- PROBLEM: Within the records, find every line that includes the word "description" and copy it.

Records excerpted from a collection
--- --- ---
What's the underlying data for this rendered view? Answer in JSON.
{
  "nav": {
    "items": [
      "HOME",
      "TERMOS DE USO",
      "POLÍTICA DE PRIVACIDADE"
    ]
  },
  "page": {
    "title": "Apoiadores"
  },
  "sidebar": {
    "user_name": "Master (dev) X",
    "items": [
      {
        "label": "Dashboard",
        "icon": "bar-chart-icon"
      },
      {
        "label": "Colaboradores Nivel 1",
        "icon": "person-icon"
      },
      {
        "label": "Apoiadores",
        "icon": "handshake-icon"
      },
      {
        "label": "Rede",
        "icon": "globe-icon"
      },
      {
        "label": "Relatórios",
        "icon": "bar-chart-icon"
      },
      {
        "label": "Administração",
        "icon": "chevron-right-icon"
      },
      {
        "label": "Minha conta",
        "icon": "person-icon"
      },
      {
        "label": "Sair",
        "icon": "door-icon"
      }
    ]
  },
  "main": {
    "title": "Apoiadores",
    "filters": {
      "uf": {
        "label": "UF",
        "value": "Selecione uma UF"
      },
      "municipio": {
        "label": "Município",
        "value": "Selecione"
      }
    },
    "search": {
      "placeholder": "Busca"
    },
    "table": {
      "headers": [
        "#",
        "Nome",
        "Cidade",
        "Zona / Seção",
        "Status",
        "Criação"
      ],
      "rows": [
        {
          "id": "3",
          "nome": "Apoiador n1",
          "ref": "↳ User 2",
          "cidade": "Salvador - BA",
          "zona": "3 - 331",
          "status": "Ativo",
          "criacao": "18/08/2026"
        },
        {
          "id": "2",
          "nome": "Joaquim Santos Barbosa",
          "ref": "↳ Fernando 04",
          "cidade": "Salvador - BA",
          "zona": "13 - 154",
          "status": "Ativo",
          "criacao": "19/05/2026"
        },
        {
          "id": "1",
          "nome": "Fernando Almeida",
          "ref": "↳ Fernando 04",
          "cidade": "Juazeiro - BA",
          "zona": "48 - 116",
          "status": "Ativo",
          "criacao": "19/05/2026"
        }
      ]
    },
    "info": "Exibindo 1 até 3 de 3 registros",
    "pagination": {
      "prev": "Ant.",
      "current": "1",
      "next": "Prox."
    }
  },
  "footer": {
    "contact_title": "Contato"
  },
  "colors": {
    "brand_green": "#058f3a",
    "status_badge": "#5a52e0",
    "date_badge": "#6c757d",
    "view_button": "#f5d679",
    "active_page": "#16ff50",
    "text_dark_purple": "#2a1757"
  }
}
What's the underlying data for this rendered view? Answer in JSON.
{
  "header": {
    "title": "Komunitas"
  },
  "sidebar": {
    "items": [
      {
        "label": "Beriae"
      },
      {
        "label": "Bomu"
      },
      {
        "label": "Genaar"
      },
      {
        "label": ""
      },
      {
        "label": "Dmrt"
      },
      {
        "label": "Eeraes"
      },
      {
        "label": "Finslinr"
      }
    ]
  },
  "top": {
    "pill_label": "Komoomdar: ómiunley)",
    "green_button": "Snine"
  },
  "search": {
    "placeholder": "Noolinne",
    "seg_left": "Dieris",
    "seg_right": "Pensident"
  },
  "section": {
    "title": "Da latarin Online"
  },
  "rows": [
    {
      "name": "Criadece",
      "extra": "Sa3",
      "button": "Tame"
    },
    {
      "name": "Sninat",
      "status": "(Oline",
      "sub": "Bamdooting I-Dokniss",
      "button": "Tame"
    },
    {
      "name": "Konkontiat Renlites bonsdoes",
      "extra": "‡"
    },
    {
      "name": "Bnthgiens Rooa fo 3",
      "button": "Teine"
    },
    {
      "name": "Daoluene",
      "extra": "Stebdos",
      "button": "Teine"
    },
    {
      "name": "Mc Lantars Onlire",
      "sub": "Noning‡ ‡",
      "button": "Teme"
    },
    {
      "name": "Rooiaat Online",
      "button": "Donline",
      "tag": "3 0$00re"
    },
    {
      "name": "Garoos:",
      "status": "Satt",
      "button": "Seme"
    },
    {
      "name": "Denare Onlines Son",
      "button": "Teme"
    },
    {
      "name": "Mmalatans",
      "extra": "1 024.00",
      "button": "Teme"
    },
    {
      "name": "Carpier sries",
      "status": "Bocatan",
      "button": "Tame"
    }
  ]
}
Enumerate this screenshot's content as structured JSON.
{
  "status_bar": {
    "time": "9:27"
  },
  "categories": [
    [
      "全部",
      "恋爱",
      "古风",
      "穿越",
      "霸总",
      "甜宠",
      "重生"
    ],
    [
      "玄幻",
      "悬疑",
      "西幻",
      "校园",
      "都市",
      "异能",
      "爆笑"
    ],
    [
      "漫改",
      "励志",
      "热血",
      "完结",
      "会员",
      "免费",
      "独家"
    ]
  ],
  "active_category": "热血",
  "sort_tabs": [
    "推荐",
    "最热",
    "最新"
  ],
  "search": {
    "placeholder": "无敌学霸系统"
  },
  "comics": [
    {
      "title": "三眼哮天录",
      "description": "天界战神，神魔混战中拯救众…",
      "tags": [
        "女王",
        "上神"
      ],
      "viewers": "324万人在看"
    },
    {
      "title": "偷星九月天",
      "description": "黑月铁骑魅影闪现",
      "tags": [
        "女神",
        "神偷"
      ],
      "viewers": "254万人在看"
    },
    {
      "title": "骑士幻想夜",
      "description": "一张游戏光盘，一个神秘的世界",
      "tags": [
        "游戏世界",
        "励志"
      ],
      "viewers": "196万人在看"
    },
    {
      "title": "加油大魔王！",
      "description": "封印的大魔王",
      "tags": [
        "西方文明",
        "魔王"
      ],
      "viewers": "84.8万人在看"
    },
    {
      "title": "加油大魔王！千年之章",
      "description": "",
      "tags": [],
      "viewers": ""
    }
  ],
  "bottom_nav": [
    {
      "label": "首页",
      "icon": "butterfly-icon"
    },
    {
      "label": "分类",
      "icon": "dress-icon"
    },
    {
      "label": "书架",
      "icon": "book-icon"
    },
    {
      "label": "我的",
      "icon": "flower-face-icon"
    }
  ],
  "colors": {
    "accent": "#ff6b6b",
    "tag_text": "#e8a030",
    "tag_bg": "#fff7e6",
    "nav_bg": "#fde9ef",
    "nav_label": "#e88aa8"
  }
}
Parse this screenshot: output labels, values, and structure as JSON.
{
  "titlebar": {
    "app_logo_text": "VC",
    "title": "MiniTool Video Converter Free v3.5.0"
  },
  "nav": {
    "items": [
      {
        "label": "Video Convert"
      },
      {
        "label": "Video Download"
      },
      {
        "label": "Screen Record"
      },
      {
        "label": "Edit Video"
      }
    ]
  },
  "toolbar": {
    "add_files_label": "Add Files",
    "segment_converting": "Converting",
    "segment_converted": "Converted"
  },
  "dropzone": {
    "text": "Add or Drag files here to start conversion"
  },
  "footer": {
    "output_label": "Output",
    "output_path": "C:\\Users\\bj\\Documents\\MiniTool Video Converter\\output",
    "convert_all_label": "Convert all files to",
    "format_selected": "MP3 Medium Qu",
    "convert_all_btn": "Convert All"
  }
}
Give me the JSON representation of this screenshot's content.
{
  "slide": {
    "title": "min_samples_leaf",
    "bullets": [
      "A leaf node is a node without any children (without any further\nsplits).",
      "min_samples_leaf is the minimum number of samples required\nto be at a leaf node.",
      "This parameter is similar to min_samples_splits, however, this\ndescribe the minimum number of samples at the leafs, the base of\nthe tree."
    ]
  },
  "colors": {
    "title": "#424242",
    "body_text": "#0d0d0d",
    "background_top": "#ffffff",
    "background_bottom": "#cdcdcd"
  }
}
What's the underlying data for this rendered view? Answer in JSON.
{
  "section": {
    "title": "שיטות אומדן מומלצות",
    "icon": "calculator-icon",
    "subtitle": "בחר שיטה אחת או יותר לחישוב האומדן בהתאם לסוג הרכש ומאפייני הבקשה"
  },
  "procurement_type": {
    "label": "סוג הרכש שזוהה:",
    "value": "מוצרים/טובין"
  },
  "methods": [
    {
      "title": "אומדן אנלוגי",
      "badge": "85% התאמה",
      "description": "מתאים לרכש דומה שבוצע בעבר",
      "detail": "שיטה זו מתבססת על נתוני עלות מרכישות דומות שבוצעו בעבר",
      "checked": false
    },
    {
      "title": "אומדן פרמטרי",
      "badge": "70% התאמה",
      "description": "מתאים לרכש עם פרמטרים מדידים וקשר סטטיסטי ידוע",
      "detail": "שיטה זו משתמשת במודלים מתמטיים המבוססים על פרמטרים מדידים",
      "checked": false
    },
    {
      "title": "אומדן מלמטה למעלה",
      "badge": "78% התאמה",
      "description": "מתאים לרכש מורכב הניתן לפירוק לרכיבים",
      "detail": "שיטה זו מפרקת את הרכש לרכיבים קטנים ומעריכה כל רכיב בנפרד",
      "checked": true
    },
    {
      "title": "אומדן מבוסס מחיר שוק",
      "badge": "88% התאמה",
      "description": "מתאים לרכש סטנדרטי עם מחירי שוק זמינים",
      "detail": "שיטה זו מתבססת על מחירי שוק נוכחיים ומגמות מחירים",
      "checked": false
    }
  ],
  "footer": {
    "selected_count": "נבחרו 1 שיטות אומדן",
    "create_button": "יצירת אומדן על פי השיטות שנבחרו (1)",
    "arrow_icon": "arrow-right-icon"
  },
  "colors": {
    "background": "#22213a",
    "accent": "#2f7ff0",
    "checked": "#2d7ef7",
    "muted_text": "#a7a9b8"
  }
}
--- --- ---
- RESULT FOR THIS EXERCISE:
      "description": "天界战神，神魔混战中拯救众…",
      "description": "黑月铁骑魅影闪现",
      "description": "一张游戏光盘，一个神秘的世界",
      "description": "封印的大魔王",
      "description": "",
      "description": "מתאים לרכש דומה שבוצע בעבר",
      "description": "מתאים לרכש עם פרמטרים מדידים וקשר סטטיסטי ידוע",
      "description": "מתאים לרכש מורכב הניתן לפירוק לרכיבים",
      "description": "מתאים לרכש סטנדרטי עם מחירי שוק זמינים",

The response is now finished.